■ Your task
Reproduce exactly the line that contains "Convert this screenshot" and all lines that follow it in the records below, ending with the last one.

■ Records for the task
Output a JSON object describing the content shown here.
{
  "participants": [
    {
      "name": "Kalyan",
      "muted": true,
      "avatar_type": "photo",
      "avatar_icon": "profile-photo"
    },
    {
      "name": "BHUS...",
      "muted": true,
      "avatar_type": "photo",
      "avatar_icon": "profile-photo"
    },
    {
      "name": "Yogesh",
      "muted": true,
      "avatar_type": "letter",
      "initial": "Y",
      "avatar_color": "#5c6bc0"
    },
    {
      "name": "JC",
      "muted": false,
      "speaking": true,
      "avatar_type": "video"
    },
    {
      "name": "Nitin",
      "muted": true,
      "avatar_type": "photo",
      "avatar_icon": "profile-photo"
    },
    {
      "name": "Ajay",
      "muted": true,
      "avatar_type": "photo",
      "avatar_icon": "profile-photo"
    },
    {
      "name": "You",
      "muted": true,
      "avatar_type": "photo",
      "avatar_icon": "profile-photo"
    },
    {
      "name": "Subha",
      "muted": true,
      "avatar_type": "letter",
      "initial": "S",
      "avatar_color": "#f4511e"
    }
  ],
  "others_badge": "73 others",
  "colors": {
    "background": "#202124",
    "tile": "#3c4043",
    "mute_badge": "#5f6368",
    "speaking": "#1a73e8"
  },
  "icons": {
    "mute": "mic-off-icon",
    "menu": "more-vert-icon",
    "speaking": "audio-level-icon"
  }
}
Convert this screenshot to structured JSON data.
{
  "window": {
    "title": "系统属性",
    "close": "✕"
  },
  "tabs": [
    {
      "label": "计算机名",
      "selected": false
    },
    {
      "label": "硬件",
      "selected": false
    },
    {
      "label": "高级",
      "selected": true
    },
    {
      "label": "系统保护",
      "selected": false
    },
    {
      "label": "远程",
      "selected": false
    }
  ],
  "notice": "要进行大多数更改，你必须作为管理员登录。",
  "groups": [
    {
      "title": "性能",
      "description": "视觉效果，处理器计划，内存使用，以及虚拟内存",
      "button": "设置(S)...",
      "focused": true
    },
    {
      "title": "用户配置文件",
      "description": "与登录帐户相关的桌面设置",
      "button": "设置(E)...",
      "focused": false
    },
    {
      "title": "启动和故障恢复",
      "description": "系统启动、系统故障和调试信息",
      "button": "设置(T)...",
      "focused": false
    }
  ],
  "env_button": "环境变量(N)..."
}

■ Task output
Convert this screenshot to structured JSON data.
{
  "window": {
    "title": "系统属性",
    "close": "✕"
  },
  "tabs": [
    {
      "label": "计算机名",
      "selected": false
    },
    {
      "label": "硬件",
      "selected": false
    },
    {
      "label": "高级",
      "selected": true
    },
    {
      "label": "系统保护",
      "selected": false
    },
    {
      "label": "远程",
      "selected": false
    }
  ],
  "notice": "要进行大多数更改，你必须作为管理员登录。",
  "groups": [
    {
      "title": "性能",
      "description": "视觉效果，处理器计划，内存使用，以及虚拟内存",
      "button": "设置(S)...",
      "focused": true
    },
    {
      "title": "用户配置文件",
      "description": "与登录帐户相关的桌面设置",
      "button": "设置(E)...",
      "focused": false
    },
    {
      "title": "启动和故障恢复",
      "description": "系统启动、系统故障和调试信息",
      "button": "设置(T)...",
      "focused": false
    }
  ],
  "env_button": "环境变量(N)..."
}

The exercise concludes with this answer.